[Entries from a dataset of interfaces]
▼

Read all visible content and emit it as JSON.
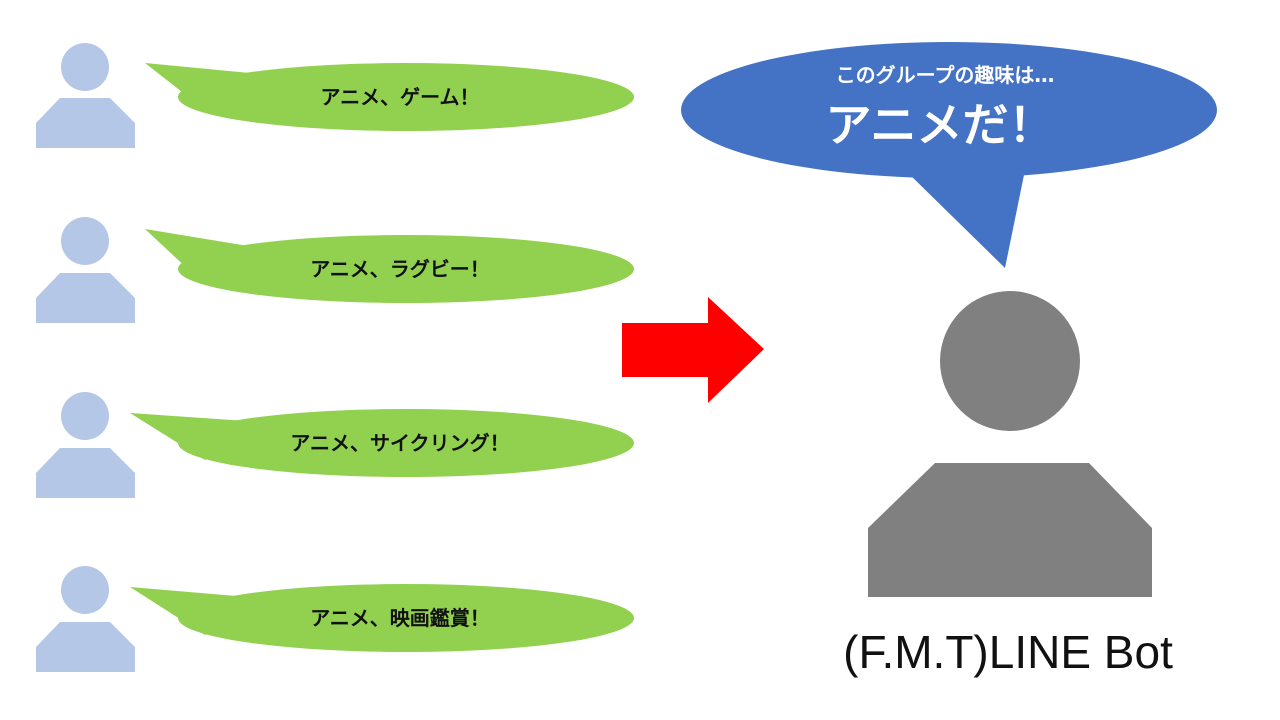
{
  "colors": {
    "user_icon": "#b4c7e7",
    "user_bubble": "#92d050",
    "arrow": "#ff0000",
    "bot_icon": "#808080",
    "bot_bubble": "#4472c4"
  },
  "users": [
    {
      "icon": "person-icon",
      "message": "アニメ、ゲーム！"
    },
    {
      "icon": "person-icon",
      "message": "アニメ、ラグビー！"
    },
    {
      "icon": "person-icon",
      "message": "アニメ、サイクリング！"
    },
    {
      "icon": "person-icon",
      "message": "アニメ、映画鑑賞！"
    }
  ],
  "arrow": {
    "icon": "arrow-right-icon"
  },
  "bot": {
    "icon": "person-icon",
    "bubble_line1": "このグループの趣味は…",
    "bubble_line2": "アニメだ！",
    "name": "(F.M.T)LINE Bot"
  }
}
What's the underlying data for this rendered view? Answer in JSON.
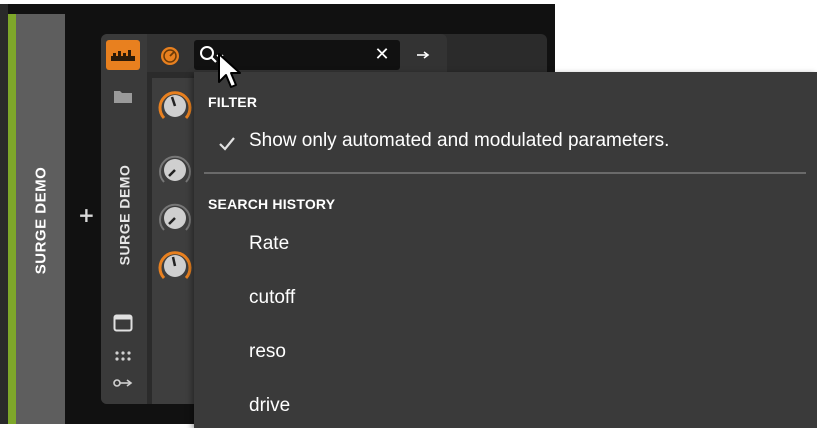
{
  "track": {
    "name": "SURGE DEMO"
  },
  "device": {
    "name": "SURGE DEMO"
  },
  "search": {
    "value": "",
    "placeholder": ""
  },
  "dropdown": {
    "filter_header": "FILTER",
    "filter_option": "Show only automated and modulated parameters.",
    "filter_option_checked": true,
    "history_header": "SEARCH HISTORY",
    "history_items": [
      {
        "label": "Rate"
      },
      {
        "label": "cutoff"
      },
      {
        "label": "reso"
      },
      {
        "label": "drive"
      }
    ]
  },
  "colors": {
    "accent": "#e8801f",
    "track_green": "#7ea72a"
  }
}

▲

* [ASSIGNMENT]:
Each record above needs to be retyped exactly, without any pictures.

* [ANSWER SECTION]:
Read all visible content and emit it as JSON.
{
  "colors": {
    "user_icon": "#b4c7e7",
    "user_bubble": "#92d050",
    "arrow": "#ff0000",
    "bot_icon": "#808080",
    "bot_bubble": "#4472c4"
  },
  "users": [
    {
      "icon": "person-icon",
      "message": "アニメ、ゲーム！"
    },
    {
      "icon": "person-icon",
      "message": "アニメ、ラグビー！"
    },
    {
      "icon": "person-icon",
      "message": "アニメ、サイクリング！"
    },
    {
      "icon": "person-icon",
      "message": "アニメ、映画鑑賞！"
    }
  ],
  "arrow": {
    "icon": "arrow-right-icon"
  },
  "bot": {
    "icon": "person-icon",
    "bubble_line1": "このグループの趣味は…",
    "bubble_line2": "アニメだ！",
    "name": "(F.M.T)LINE Bot"
  }
}
What's the underlying data for this rendered view? Answer in JSON.
{
  "track": {
    "name": "SURGE DEMO"
  },
  "device": {
    "name": "SURGE DEMO"
  },
  "search": {
    "value": "",
    "placeholder": ""
  },
  "dropdown": {
    "filter_header": "FILTER",
    "filter_option": "Show only automated and modulated parameters.",
    "filter_option_checked": true,
    "history_header": "SEARCH HISTORY",
    "history_items": [
      {
        "label": "Rate"
      },
      {
        "label": "cutoff"
      },
      {
        "label": "reso"
      },
      {
        "label": "drive"
      }
    ]
  },
  "colors": {
    "accent": "#e8801f",
    "track_green": "#7ea72a"
  }
}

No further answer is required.